These teams need not be managed so meticulously, and are not threatened by change. Performing teams show interdependence as well as independence, with high levels of knowledge and experience. They are highly motivated and competent at what tasks are in hand. Collaborative decision-making is expected at this stage, as diversity and debate is encouraged due to high levels of respect in the communications between team members. Mourning
So called due to the stage being likened to the feelings about death, and therefore the need for careful handling, this is also known as the Adjourning & Transforming stage. This is the final phase added by Tuckman to cover the end of a project and the break up of the team. In a successful team when a member leaves or a new member joins the team will revert to the Forming stage, but it may last for a very short time as the new team member is brought into the fold. It should be noted that a team could return to any phase within the model if they experience a change.
Managers can benefit greatly when building teams by recognising the preferred roles of team members and also the required roles within a team. One theorist that developed a way to identify the preferred roles of team members was Dr. R. Meredith Belbin, with a system called the ‘The Belbin Team Role Inventory’, which identifies the behavioural tendencies of individuals when in team environments. Nine team roles where identified and individuals would show stronger behavioural tendencies through questioning or observation and be identified as one of these roles.
Identifying the types of roles the member of a team fills when starting up teams and ensuring you have a good balance will, as a leader, allow you to create an efficient and effective team, or manage the difference, knowing that teams work best when there is a balance of primary roles and when team members know their roles, work to their strengths and can identify and manage their allowable weaknesses as a whole.
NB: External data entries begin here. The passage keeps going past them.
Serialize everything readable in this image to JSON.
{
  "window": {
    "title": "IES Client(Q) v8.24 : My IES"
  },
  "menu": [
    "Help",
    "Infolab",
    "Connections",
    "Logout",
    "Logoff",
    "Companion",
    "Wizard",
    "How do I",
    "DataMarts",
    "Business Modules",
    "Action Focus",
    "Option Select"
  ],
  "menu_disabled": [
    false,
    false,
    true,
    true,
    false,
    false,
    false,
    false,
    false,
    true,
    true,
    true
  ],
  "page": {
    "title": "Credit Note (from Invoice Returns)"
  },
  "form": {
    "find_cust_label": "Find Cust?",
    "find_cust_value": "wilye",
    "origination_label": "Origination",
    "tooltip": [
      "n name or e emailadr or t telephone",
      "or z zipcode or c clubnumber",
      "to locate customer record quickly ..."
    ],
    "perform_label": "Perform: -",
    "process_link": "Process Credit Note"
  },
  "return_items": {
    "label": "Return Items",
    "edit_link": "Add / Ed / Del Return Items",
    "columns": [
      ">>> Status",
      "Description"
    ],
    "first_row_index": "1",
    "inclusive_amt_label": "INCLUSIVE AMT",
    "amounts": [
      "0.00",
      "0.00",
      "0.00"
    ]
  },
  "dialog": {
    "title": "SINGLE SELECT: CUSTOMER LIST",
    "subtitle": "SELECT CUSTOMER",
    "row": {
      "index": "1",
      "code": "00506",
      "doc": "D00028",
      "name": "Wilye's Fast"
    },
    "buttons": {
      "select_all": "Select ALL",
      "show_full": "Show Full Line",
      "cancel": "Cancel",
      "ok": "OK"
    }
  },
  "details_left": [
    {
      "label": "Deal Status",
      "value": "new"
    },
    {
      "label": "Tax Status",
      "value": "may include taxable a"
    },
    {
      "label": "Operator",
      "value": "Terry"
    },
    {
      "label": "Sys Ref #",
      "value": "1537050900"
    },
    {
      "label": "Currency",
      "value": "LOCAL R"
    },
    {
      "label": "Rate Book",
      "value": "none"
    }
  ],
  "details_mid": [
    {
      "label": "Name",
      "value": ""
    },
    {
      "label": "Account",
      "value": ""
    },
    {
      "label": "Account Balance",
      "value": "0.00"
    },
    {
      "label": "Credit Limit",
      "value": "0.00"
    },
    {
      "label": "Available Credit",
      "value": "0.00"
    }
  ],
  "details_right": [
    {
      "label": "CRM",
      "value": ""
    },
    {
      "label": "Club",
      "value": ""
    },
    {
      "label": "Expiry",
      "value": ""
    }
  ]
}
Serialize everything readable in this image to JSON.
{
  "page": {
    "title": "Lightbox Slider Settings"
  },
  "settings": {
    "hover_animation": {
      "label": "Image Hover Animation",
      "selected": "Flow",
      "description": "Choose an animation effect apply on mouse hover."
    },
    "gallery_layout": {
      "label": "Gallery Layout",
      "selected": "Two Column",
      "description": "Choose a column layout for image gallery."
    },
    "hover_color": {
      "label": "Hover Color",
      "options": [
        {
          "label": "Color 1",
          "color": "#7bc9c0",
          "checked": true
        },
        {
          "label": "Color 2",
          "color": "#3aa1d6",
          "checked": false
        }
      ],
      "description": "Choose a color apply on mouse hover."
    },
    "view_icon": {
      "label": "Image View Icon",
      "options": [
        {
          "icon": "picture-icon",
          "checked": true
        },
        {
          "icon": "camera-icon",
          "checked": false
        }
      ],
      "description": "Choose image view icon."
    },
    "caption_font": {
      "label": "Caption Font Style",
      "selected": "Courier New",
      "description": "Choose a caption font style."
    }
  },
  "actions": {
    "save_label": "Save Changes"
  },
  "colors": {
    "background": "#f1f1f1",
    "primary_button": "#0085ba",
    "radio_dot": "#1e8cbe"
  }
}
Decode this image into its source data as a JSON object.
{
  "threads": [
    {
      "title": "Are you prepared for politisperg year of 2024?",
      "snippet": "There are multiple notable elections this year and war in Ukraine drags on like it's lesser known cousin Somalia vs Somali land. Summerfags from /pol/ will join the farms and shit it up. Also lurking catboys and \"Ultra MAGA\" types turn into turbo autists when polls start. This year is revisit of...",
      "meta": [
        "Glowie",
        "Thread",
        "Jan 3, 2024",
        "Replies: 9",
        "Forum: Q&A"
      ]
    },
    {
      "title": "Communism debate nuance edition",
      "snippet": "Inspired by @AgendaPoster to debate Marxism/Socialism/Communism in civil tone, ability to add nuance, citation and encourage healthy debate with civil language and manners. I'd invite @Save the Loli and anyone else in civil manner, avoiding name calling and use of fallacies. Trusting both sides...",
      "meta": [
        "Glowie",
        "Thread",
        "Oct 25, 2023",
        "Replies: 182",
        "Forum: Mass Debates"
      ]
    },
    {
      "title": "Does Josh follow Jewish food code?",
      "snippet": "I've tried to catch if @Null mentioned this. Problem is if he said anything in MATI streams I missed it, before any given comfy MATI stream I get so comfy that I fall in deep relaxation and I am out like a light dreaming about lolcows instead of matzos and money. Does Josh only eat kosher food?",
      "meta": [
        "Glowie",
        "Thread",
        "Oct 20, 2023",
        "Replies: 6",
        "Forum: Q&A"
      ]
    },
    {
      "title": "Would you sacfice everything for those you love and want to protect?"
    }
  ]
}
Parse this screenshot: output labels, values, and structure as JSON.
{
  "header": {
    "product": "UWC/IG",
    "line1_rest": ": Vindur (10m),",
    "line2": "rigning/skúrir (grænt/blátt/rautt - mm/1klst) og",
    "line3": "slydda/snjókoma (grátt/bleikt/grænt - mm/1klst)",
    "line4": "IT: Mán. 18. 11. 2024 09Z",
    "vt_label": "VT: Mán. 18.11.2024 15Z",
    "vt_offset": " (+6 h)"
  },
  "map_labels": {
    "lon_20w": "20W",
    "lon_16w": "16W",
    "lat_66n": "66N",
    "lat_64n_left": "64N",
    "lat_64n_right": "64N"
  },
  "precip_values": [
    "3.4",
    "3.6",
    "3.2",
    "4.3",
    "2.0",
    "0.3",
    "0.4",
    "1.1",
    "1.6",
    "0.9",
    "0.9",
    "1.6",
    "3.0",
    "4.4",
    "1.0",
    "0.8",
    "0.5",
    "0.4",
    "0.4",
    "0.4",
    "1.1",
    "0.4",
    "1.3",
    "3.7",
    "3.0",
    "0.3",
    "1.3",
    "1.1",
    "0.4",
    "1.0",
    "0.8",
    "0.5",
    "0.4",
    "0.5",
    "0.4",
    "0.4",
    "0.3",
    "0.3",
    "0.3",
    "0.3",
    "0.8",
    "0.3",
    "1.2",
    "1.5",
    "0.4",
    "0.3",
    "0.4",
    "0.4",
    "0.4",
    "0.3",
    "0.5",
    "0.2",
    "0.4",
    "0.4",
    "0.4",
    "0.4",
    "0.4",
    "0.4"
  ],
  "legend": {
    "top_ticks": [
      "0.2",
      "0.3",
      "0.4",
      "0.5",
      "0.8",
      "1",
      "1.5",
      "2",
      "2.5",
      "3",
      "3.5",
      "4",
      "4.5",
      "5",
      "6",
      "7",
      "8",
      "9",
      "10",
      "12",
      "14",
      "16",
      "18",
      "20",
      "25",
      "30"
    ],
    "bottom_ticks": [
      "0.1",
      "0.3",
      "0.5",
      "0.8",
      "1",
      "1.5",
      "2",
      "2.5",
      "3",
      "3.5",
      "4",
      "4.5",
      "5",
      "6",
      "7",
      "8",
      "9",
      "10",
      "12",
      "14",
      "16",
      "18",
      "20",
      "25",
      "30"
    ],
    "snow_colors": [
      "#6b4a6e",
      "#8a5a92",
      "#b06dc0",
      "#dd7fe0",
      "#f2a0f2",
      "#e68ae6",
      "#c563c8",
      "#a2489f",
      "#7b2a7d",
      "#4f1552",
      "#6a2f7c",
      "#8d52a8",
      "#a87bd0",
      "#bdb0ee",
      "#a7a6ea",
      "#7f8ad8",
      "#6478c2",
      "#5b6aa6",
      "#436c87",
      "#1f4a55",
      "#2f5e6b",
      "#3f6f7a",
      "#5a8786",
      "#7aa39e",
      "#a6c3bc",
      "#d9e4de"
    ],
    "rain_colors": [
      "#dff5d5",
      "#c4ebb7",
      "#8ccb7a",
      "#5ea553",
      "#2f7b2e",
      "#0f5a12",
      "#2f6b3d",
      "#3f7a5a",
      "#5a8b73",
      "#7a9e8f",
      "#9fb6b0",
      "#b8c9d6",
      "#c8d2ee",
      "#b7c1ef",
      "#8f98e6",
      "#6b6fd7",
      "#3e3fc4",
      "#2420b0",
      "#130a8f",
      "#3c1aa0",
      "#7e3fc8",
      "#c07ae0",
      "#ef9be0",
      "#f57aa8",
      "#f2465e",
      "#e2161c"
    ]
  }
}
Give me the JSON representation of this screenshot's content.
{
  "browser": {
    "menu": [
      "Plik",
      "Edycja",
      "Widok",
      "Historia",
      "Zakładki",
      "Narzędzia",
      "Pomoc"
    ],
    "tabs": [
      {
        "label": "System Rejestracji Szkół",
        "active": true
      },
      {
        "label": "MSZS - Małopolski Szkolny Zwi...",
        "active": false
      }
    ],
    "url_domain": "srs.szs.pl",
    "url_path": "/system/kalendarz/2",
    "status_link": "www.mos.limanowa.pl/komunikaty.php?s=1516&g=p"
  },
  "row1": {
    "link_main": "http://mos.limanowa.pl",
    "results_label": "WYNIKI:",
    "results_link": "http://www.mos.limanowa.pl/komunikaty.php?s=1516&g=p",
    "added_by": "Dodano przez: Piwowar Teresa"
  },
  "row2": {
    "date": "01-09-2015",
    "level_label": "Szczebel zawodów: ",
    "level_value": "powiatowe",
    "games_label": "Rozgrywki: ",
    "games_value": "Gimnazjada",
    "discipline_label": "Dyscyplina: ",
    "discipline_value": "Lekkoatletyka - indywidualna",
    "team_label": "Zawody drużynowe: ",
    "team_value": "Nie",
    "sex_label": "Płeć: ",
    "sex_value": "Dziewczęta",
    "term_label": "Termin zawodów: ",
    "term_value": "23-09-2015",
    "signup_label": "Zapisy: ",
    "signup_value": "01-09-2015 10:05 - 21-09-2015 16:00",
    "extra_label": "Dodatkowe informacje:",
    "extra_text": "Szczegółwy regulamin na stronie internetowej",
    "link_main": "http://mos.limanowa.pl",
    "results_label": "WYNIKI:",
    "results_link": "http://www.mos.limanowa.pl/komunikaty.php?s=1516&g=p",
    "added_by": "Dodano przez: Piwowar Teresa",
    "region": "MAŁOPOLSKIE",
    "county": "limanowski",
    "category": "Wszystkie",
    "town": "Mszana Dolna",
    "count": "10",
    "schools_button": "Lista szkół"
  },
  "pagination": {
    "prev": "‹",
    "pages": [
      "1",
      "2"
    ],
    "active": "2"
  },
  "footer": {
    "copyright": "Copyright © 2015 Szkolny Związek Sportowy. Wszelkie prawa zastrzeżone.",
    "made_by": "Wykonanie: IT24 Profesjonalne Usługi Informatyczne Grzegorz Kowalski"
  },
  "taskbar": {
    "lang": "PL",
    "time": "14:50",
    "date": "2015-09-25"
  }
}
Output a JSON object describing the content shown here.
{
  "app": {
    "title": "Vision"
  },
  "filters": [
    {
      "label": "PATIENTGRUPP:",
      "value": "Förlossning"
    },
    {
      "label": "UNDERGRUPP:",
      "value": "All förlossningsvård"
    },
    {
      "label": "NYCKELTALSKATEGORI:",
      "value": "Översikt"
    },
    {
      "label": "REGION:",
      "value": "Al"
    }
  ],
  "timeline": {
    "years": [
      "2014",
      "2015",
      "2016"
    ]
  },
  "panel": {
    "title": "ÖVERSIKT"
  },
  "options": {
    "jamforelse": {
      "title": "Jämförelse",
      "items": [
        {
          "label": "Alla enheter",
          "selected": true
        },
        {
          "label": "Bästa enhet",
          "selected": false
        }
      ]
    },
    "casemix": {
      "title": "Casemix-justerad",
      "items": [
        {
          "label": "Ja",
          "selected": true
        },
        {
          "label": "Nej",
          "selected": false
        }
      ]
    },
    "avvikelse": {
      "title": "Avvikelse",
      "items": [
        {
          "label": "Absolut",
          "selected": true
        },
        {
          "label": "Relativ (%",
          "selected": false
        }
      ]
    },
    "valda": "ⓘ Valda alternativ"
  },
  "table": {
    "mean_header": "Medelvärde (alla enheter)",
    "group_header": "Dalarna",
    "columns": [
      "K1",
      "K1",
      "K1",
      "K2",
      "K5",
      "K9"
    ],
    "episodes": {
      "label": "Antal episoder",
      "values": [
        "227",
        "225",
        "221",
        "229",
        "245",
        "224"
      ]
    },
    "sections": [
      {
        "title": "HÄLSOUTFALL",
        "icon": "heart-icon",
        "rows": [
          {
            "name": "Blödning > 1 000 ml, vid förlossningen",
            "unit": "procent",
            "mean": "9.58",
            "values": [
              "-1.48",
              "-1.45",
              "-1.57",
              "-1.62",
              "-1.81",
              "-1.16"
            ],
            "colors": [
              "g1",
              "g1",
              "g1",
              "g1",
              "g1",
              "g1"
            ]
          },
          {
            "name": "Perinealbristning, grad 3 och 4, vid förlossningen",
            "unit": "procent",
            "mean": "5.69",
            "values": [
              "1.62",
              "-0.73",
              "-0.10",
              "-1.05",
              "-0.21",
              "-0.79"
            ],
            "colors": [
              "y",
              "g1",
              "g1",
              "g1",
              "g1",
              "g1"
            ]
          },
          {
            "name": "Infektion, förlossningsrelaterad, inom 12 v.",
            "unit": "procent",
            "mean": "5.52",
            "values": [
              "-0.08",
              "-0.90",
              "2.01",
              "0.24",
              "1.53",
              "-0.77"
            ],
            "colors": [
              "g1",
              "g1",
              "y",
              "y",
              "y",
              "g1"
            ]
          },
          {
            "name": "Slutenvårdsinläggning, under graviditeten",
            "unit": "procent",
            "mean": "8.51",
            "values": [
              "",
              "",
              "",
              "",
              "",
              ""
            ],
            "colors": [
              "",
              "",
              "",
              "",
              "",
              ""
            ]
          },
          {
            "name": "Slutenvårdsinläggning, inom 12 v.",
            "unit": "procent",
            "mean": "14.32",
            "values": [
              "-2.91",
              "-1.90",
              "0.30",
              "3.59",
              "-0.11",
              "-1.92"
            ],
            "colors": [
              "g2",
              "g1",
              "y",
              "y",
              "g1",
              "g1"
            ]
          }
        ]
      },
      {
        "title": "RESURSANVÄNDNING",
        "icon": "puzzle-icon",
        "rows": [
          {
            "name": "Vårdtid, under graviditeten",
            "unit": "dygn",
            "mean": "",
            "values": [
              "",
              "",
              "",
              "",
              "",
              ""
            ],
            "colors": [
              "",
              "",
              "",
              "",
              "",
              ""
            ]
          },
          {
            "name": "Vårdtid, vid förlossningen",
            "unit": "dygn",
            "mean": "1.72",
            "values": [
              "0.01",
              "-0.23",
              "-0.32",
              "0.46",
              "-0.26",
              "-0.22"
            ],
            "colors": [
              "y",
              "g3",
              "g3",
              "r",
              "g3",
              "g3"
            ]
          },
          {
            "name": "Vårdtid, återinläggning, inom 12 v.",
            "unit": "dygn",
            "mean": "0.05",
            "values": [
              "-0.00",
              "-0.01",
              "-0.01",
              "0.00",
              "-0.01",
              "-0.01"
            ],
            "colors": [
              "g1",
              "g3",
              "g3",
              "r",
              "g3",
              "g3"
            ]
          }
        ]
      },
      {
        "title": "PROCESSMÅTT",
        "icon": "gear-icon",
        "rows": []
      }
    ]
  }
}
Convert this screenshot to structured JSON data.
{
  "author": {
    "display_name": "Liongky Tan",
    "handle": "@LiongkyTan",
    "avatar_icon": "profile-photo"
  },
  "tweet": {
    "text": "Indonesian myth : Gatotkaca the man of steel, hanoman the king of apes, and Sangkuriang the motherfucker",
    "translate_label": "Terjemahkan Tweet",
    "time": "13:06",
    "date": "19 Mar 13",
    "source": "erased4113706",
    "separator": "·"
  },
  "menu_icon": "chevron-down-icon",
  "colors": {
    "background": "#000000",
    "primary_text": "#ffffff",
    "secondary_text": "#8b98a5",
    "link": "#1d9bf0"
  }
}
This will allow the team to work to it’s full collective potential and realise that, in Belbin’s own words, “nobody is perfect – but a team can be”.